      Regardless, he needs a two dribble face up game and a more consistent 10 footer, I think.

      • Ian

        You are right, but if the Pacers can try to get it into the post with 18 seconds on the shot clock and give up, they can go with plan B or C. If they fail getting it into the post with 10 seconds on the shot clock, there’s not much time to do anything else but ISO into a bad midrange shot.

        • disqus_atlq8Zmtsd

          Yeah. The Pacers don’t really have a continuity to their offense. They run a motion, and if it doesn’t work they end up having to reset and run another motion. Like you said, after a certain point clearing out or a simple pick and roll is the only thing you really have time for. The best offensive teams have secondary and tertiary motions that flow out of their primary motion unless it is just completely defeated.

          It is funny you bring up that 18 second number. A lot of the time when LeBron brings the ball up the court, he walks very casually and crosses half court right around that 16-17 second mark. It frustrates me to no end because I know they won’t get into their offense until about 14 seconds left on the clock. It may be confirmation bias, but it certainly seems like they have a disproportionate number of wasted possessions when they do that.

          I was noticing that in game 1 the Heat did that alot while Indiana was getting over half court with 20 seconds on the clock and, like you said, were putting the ball in the post with 18 seconds left.

          Indiana has to make that 18 second number their goal if they want to challenge for this series.
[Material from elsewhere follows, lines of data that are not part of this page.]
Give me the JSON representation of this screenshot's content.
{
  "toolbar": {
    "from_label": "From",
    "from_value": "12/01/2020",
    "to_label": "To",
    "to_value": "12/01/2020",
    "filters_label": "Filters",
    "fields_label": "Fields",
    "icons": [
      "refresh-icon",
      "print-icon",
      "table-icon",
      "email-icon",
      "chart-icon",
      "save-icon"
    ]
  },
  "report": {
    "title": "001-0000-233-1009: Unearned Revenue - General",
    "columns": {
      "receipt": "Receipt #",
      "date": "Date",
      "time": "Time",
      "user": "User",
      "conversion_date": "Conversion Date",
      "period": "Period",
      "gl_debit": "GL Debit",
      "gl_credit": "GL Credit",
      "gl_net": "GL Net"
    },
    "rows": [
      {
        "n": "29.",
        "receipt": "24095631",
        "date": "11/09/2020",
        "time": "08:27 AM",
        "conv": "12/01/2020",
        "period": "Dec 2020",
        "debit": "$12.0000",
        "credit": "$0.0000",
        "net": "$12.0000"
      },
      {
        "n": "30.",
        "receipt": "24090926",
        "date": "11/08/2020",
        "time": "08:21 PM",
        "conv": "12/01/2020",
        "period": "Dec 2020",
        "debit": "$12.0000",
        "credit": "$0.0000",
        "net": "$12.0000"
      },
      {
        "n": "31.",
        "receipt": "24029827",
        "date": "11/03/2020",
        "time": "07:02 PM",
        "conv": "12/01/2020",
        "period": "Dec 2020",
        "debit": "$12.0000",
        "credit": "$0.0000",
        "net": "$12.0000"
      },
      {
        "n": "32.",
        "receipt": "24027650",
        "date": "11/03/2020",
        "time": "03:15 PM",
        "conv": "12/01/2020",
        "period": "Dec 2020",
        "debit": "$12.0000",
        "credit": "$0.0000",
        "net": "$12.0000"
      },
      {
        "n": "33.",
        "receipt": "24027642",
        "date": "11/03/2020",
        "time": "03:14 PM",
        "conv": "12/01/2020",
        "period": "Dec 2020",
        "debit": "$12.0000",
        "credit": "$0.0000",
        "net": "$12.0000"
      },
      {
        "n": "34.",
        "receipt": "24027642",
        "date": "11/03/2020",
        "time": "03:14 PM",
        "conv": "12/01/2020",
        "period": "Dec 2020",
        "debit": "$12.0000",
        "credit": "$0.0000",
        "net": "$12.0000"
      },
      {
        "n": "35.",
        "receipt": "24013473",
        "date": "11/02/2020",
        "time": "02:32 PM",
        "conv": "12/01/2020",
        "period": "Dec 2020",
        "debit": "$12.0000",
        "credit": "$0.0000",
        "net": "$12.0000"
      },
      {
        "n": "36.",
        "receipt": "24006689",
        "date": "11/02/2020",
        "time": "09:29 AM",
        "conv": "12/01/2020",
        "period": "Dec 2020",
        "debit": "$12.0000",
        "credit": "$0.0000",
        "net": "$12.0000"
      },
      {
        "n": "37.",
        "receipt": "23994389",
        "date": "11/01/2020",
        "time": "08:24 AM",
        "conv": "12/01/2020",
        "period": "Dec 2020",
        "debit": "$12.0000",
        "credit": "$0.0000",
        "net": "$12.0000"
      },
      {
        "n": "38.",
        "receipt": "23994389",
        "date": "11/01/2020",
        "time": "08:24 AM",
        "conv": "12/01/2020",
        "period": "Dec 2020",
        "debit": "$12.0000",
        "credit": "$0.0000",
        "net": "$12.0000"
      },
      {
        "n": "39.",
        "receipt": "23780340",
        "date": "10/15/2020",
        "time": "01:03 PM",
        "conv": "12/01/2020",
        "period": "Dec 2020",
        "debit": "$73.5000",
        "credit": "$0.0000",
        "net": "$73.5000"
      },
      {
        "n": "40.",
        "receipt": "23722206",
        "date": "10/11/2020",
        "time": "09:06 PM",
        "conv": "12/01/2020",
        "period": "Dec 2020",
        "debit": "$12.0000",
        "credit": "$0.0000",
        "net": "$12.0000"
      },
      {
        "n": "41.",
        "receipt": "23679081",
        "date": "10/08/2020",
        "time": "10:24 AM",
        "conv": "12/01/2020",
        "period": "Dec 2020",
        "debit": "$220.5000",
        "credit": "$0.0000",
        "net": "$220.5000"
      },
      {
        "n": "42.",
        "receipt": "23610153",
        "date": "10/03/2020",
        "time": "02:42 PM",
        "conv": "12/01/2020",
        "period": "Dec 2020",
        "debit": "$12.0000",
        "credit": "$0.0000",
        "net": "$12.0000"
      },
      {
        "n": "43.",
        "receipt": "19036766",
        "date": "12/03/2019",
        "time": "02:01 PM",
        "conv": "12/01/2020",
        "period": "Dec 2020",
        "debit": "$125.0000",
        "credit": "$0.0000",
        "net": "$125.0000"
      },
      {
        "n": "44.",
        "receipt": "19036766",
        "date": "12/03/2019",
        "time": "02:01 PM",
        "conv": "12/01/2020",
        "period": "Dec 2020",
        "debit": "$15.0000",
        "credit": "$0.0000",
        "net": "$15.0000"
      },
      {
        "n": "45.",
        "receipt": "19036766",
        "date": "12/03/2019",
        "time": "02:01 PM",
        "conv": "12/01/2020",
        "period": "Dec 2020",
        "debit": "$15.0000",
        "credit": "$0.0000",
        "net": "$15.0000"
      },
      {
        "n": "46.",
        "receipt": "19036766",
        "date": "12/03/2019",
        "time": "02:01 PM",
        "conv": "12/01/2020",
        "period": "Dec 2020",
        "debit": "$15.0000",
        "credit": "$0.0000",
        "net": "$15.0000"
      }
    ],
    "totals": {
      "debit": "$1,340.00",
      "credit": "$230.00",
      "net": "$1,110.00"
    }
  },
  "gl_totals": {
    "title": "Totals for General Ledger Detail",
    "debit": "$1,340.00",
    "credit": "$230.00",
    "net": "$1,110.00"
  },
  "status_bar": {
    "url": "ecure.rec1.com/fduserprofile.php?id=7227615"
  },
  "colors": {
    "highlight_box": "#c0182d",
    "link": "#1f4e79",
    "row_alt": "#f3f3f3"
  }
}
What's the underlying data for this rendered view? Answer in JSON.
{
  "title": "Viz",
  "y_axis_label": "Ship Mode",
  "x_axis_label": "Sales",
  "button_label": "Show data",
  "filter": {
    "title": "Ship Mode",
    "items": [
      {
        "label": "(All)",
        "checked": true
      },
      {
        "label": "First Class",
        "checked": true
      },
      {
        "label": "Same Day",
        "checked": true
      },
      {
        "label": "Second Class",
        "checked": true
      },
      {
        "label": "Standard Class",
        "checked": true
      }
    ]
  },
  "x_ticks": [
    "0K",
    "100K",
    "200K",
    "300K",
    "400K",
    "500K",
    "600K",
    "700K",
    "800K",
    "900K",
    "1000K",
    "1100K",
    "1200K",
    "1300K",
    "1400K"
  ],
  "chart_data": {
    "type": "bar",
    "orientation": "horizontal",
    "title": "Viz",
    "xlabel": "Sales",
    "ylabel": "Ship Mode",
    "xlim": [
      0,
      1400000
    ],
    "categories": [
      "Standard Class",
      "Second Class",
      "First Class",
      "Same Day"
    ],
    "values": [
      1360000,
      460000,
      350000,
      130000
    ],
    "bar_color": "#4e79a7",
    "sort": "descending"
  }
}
They may not have the ball control skills to make it happen, but they absolutely have to try.

      • Special K

        It doesn’t help that Roy, despite being the biggest guy on the court 95% of the time (100% of the time in this series) is gawd awful at getting position on the low block. He posts up 15 feet out and the starts gently nudging his man. In the spots that he gets the ball, he isn’t capable of consistently making things happen. I agree that his game is severely lacking in alternatives in these situations.

        • disqus_atlq8Zmtsd

          People forget that Shaq frequently posted up at 15 feet. He had a killer runner across the lane and had a wicked spin move to the baseline if you cheated to cut off the middle of the court.

          Hibbert isn’t Shaq, but my point is that Shaq was a guy that didn’t have a strong midrange but was still dangerous working out of the mid or even high post.

          • Special K

            Sure, agree, and yes I remember. But the difference is exactly what you stated, Shaq both had the toughness to back a guy down from that spot, or to make moves that got him clean shots. Hibbert seems like he’d rather move away from the basket to get his shots in those situations, and could learn a thing or two from Scola’s up and under moves. The fact is that while it’s possible to be useful in the post when you’re out that far, Hibbert is not.

  • disqus_atlq8Zmtsd

    Wow…. this may be the most hypercritical call out by a local writer I have seen in some time. I applaud the honestly, but I would imagine it might not generate many happy feelings if you do much on site work.

  • Special K

    If the Heat are merciful (they’re not), they would put the Pacers, and their fans, out of their misery tonight. They went ahead and sat their old bodies because they know that the Pacers are a beaten, broken team, and not even a remote threat any longer in this series. I’d like to say that I expect the Pacers to rise to the occasion, even if just for one game, but they have yet to really rise to any occasion all season, so I can’t think of any reason that I’d expect that today. This team is missing the metaphorical “it.” Whatever Miami has and San Antonio has and (thankfully) Andrew Luck has, The Pacers have none of it. This team fell apart shortly after the All Star break and no one in the locker room or the front office could put it back together. In the words of Jack Nicholson’s Joker, “This (team) needs an enema.”